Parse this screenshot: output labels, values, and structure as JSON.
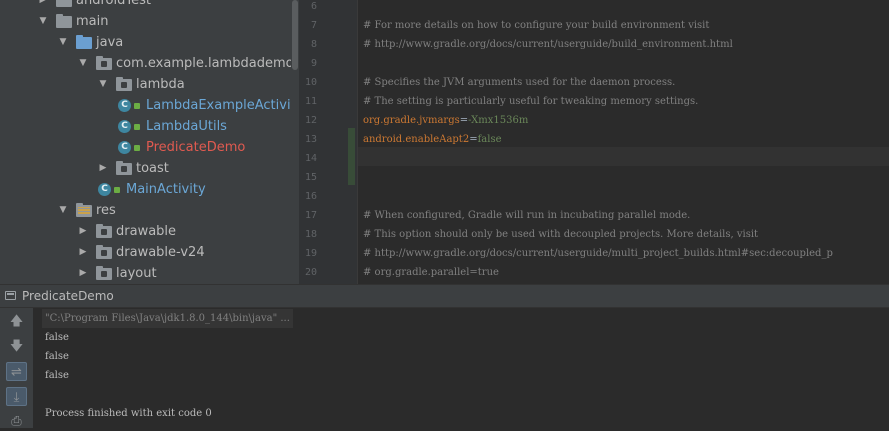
{
  "project_tree": {
    "items": [
      {
        "label": "androidTest",
        "type": "folder",
        "expanded": false,
        "indent": 1
      },
      {
        "label": "main",
        "type": "folder",
        "expanded": true,
        "indent": 1
      },
      {
        "label": "java",
        "type": "source-folder",
        "expanded": true,
        "indent": 2
      },
      {
        "label": "com.example.lambdademo",
        "type": "package",
        "expanded": true,
        "indent": 3
      },
      {
        "label": "lambda",
        "type": "package",
        "expanded": true,
        "indent": 4
      },
      {
        "label": "LambdaExampleActivit",
        "type": "class",
        "indent": 5
      },
      {
        "label": "LambdaUtils",
        "type": "class",
        "indent": 5
      },
      {
        "label": "PredicateDemo",
        "type": "class",
        "highlight": true,
        "indent": 5
      },
      {
        "label": "toast",
        "type": "package",
        "expanded": false,
        "indent": 4
      },
      {
        "label": "MainActivity",
        "type": "class",
        "indent": 4
      },
      {
        "label": "res",
        "type": "res-folder",
        "expanded": true,
        "indent": 2
      },
      {
        "label": "drawable",
        "type": "package",
        "expanded": false,
        "indent": 3
      },
      {
        "label": "drawable-v24",
        "type": "package",
        "expanded": false,
        "indent": 3
      },
      {
        "label": "layout",
        "type": "package",
        "expanded": false,
        "indent": 3
      }
    ],
    "class_icon_letter": "C"
  },
  "editor": {
    "lines": [
      {
        "num": "6",
        "text": ""
      },
      {
        "num": "7",
        "text": "# For more details on how to configure your build environment visit"
      },
      {
        "num": "8",
        "text": "# http://www.gradle.org/docs/current/userguide/build_environment.html"
      },
      {
        "num": "9",
        "text": ""
      },
      {
        "num": "10",
        "text": "# Specifies the JVM arguments used for the daemon process."
      },
      {
        "num": "11",
        "text": "# The setting is particularly useful for tweaking memory settings."
      },
      {
        "num": "12",
        "key": "org.gradle.jvmargs",
        "value": "-Xmx1536m"
      },
      {
        "num": "13",
        "key": "android.enableAapt2",
        "value": "false"
      },
      {
        "num": "14",
        "text": ""
      },
      {
        "num": "15",
        "text": ""
      },
      {
        "num": "16",
        "text": ""
      },
      {
        "num": "17",
        "text": "# When configured, Gradle will run in incubating parallel mode."
      },
      {
        "num": "18",
        "text": "# This option should only be used with decoupled projects. More details, visit"
      },
      {
        "num": "19",
        "text": "# http://www.gradle.org/docs/current/userguide/multi_project_builds.html#sec:decoupled_p"
      },
      {
        "num": "20",
        "text": "# org.gradle.parallel=true"
      }
    ]
  },
  "run_panel": {
    "tab_label": "PredicateDemo",
    "tools": [
      {
        "name": "up-arrow-icon",
        "glyph": "🡅"
      },
      {
        "name": "down-arrow-icon",
        "glyph": "🡇"
      },
      {
        "name": "soft-wrap-icon",
        "glyph": "⇌"
      },
      {
        "name": "scroll-to-end-icon",
        "glyph": "⤓"
      },
      {
        "name": "print-icon",
        "glyph": "⎙"
      }
    ],
    "console_lines": [
      "\"C:\\Program Files\\Java\\jdk1.8.0_144\\bin\\java\" ...",
      "false",
      "false",
      "false",
      "",
      "Process finished with exit code 0"
    ]
  },
  "colors": {
    "class_name": "#6ba7d6",
    "class_name_highlight": "#e05a50",
    "comment": "#808080",
    "property_key": "#cc7832",
    "property_value": "#6a8759"
  }
}
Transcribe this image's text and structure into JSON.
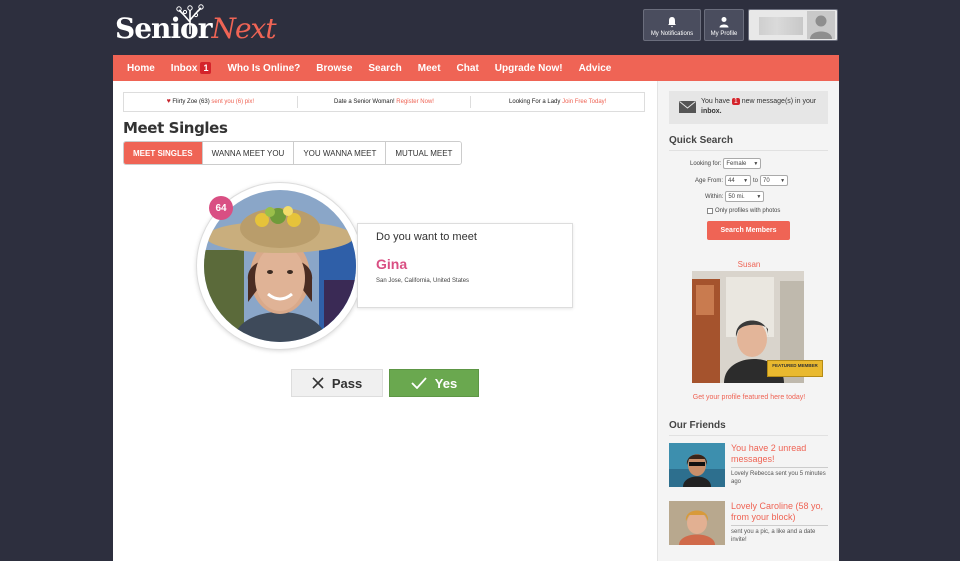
{
  "brand": {
    "name_part1": "Senior",
    "name_part2": "Next"
  },
  "header": {
    "notifications_label": "My Notifications",
    "profile_label": "My Profile"
  },
  "nav": {
    "items": [
      "Home",
      "Inbox",
      "Who Is Online?",
      "Browse",
      "Search",
      "Meet",
      "Chat",
      "Upgrade Now!",
      "Advice"
    ],
    "inbox_badge": "1"
  },
  "ticker": {
    "item1_name": "Flirty Zoe (63)",
    "item1_action": "sent you (6) pix!",
    "item2_text": "Date a Senior Woman!",
    "item2_link": "Register Now!",
    "item3_text": "Looking For a Lady",
    "item3_link": "Join Free Today!"
  },
  "page_title": "Meet Singles",
  "tabs": [
    "MEET SINGLES",
    "WANNA MEET YOU",
    "YOU WANNA MEET",
    "MUTUAL MEET"
  ],
  "profile": {
    "age": "64",
    "question": "Do you want to meet",
    "name": "Gina",
    "location": "San Jose, California, United States"
  },
  "actions": {
    "pass": "Pass",
    "yes": "Yes"
  },
  "sidebar": {
    "message": {
      "prefix": "You have",
      "count": "1",
      "suffix": "new message(s) in your",
      "inbox": "inbox."
    },
    "quick_search": {
      "title": "Quick Search",
      "looking_for_label": "Looking for:",
      "looking_for_value": "Female",
      "age_from_label": "Age From:",
      "age_from_value": "44",
      "age_to_label": "to",
      "age_to_value": "70",
      "within_label": "Within:",
      "within_value": "50 mi.",
      "photos_label": "Only profiles with photos",
      "button": "Search Members"
    },
    "featured": {
      "name": "Susan",
      "badge": "FEATURED MEMBER",
      "link": "Get your profile featured here today!"
    },
    "friends_title": "Our Friends",
    "friends": [
      {
        "title": "You have 2 unread messages!",
        "sub": "Lovely Rebecca sent you 5 minutes ago"
      },
      {
        "title": "Lovely Caroline (58 yo, from your block)",
        "sub": "sent you a pic, a like and a date invite!"
      }
    ]
  },
  "colors": {
    "brand": "#ef6455",
    "accent_pink": "#d94f83",
    "yes_green": "#6aa84f",
    "bg_dark": "#2d2f3e"
  }
}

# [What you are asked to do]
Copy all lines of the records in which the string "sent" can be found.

# [Final answer]
    "item1_action": "sent you (6) pix!",
        "sub": "Lovely Rebecca sent you 5 minutes ago"
        "sub": "sent you a pic, a like and a date invite!"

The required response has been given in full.